*** RECORDED DATA Section Begins ***

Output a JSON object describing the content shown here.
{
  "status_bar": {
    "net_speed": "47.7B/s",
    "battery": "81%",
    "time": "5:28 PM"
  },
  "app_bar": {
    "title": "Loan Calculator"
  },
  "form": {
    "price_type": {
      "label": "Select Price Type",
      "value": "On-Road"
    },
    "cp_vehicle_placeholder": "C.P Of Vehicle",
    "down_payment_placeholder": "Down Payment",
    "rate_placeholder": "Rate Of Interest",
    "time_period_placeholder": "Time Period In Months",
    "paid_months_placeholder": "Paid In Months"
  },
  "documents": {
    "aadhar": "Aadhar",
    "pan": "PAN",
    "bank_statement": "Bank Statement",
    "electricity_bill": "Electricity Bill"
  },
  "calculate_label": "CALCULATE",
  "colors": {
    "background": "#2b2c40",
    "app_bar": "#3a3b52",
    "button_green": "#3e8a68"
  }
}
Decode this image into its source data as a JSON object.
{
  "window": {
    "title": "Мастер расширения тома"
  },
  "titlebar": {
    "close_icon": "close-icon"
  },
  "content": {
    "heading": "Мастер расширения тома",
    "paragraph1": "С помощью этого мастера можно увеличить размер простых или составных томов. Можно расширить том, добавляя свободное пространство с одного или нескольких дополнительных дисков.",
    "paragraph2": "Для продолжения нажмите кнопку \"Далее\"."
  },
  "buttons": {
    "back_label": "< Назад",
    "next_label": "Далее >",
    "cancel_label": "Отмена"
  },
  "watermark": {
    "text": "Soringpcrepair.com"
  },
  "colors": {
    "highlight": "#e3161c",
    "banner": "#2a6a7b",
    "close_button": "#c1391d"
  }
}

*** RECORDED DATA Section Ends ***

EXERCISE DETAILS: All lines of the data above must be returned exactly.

EXPECTED OUTPUT:
Output a JSON object describing the content shown here.
{
  "status_bar": {
    "net_speed": "47.7B/s",
    "battery": "81%",
    "time": "5:28 PM"
  },
  "app_bar": {
    "title": "Loan Calculator"
  },
  "form": {
    "price_type": {
      "label": "Select Price Type",
      "value": "On-Road"
    },
    "cp_vehicle_placeholder": "C.P Of Vehicle",
    "down_payment_placeholder": "Down Payment",
    "rate_placeholder": "Rate Of Interest",
    "time_period_placeholder": "Time Period In Months",
    "paid_months_placeholder": "Paid In Months"
  },
  "documents": {
    "aadhar": "Aadhar",
    "pan": "PAN",
    "bank_statement": "Bank Statement",
    "electricity_bill": "Electricity Bill"
  },
  "calculate_label": "CALCULATE",
  "colors": {
    "background": "#2b2c40",
    "app_bar": "#3a3b52",
    "button_green": "#3e8a68"
  }
}
Decode this image into its source data as a JSON object.
{
  "window": {
    "title": "Мастер расширения тома"
  },
  "titlebar": {
    "close_icon": "close-icon"
  },
  "content": {
    "heading": "Мастер расширения тома",
    "paragraph1": "С помощью этого мастера можно увеличить размер простых или составных томов. Можно расширить том, добавляя свободное пространство с одного или нескольких дополнительных дисков.",
    "paragraph2": "Для продолжения нажмите кнопку \"Далее\"."
  },
  "buttons": {
    "back_label": "< Назад",
    "next_label": "Далее >",
    "cancel_label": "Отмена"
  },
  "watermark": {
    "text": "Soringpcrepair.com"
  },
  "colors": {
    "highlight": "#e3161c",
    "banner": "#2a6a7b",
    "close_button": "#c1391d"
  }
}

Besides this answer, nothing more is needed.